Action item: Reproduce every entry exactly.

Stored entries
Start of Block
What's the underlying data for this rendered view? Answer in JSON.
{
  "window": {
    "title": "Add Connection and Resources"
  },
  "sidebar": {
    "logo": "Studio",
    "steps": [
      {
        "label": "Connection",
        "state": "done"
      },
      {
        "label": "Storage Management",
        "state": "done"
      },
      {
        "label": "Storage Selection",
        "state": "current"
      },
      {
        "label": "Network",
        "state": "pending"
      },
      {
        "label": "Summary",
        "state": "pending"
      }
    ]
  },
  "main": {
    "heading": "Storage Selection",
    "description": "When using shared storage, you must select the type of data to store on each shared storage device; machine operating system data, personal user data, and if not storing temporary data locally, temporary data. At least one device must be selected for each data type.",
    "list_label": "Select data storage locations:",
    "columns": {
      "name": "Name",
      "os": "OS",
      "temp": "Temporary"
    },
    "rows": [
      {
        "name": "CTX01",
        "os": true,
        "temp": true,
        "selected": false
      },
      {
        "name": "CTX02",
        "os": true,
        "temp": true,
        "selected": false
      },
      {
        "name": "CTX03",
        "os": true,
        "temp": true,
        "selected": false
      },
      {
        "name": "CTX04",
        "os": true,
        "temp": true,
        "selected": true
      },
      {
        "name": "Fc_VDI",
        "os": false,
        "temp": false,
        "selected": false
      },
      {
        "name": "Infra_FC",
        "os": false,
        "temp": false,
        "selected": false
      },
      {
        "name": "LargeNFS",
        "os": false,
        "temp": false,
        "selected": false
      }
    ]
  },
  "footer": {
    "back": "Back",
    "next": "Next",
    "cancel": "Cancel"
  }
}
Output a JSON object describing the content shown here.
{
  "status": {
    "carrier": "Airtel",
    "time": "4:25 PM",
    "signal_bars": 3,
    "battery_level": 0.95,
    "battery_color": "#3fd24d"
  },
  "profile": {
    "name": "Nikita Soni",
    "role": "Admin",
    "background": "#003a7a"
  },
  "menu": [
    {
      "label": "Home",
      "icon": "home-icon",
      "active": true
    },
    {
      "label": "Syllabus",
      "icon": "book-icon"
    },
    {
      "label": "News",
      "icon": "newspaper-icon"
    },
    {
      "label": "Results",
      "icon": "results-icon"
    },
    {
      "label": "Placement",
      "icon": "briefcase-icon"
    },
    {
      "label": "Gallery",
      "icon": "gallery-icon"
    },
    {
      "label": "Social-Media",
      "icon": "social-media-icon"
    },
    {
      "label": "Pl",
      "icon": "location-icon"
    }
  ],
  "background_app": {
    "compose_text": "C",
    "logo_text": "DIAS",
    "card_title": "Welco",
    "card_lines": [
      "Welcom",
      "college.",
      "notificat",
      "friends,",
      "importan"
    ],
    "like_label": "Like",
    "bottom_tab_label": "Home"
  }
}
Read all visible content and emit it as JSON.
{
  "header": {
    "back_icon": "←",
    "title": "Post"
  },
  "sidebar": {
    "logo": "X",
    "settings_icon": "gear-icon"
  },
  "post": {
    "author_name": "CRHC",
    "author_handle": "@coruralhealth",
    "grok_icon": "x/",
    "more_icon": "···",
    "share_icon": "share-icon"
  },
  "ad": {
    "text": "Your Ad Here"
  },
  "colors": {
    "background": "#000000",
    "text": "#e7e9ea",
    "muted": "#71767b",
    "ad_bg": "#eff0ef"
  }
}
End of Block
Answer space:
What's the underlying data for this rendered view? Answer in JSON.
{
  "window": {
    "title": "Add Connection and Resources"
  },
  "sidebar": {
    "logo": "Studio",
    "steps": [
      {
        "label": "Connection",
        "state": "done"
      },
      {
        "label": "Storage Management",
        "state": "done"
      },
      {
        "label": "Storage Selection",
        "state": "current"
      },
      {
        "label": "Network",
        "state": "pending"
      },
      {
        "label": "Summary",
        "state": "pending"
      }
    ]
  },
  "main": {
    "heading": "Storage Selection",
    "description": "When using shared storage, you must select the type of data to store on each shared storage device; machine operating system data, personal user data, and if not storing temporary data locally, temporary data. At least one device must be selected for each data type.",
    "list_label": "Select data storage locations:",
    "columns": {
      "name": "Name",
      "os": "OS",
      "temp": "Temporary"
    },
    "rows": [
      {
        "name": "CTX01",
        "os": true,
        "temp": true,
        "selected": false
      },
      {
        "name": "CTX02",
        "os": true,
        "temp": true,
        "selected": false
      },
      {
        "name": "CTX03",
        "os": true,
        "temp": true,
        "selected": false
      },
      {
        "name": "CTX04",
        "os": true,
        "temp": true,
        "selected": true
      },
      {
        "name": "Fc_VDI",
        "os": false,
        "temp": false,
        "selected": false
      },
      {
        "name": "Infra_FC",
        "os": false,
        "temp": false,
        "selected": false
      },
      {
        "name": "LargeNFS",
        "os": false,
        "temp": false,
        "selected": false
      }
    ]
  },
  "footer": {
    "back": "Back",
    "next": "Next",
    "cancel": "Cancel"
  }
}
Output a JSON object describing the content shown here.
{
  "status": {
    "carrier": "Airtel",
    "time": "4:25 PM",
    "signal_bars": 3,
    "battery_level": 0.95,
    "battery_color": "#3fd24d"
  },
  "profile": {
    "name": "Nikita Soni",
    "role": "Admin",
    "background": "#003a7a"
  },
  "menu": [
    {
      "label": "Home",
      "icon": "home-icon",
      "active": true
    },
    {
      "label": "Syllabus",
      "icon": "book-icon"
    },
    {
      "label": "News",
      "icon": "newspaper-icon"
    },
    {
      "label": "Results",
      "icon": "results-icon"
    },
    {
      "label": "Placement",
      "icon": "briefcase-icon"
    },
    {
      "label": "Gallery",
      "icon": "gallery-icon"
    },
    {
      "label": "Social-Media",
      "icon": "social-media-icon"
    },
    {
      "label": "Pl",
      "icon": "location-icon"
    }
  ],
  "background_app": {
    "compose_text": "C",
    "logo_text": "DIAS",
    "card_title": "Welco",
    "card_lines": [
      "Welcom",
      "college.",
      "notificat",
      "friends,",
      "importan"
    ],
    "like_label": "Like",
    "bottom_tab_label": "Home"
  }
}
Read all visible content and emit it as JSON.
{
  "header": {
    "back_icon": "←",
    "title": "Post"
  },
  "sidebar": {
    "logo": "X",
    "settings_icon": "gear-icon"
  },
  "post": {
    "author_name": "CRHC",
    "author_handle": "@coruralhealth",
    "grok_icon": "x/",
    "more_icon": "···",
    "share_icon": "share-icon"
  },
  "ad": {
    "text": "Your Ad Here"
  },
  "colors": {
    "background": "#000000",
    "text": "#e7e9ea",
    "muted": "#71767b",
    "ad_bg": "#eff0ef"
  }
}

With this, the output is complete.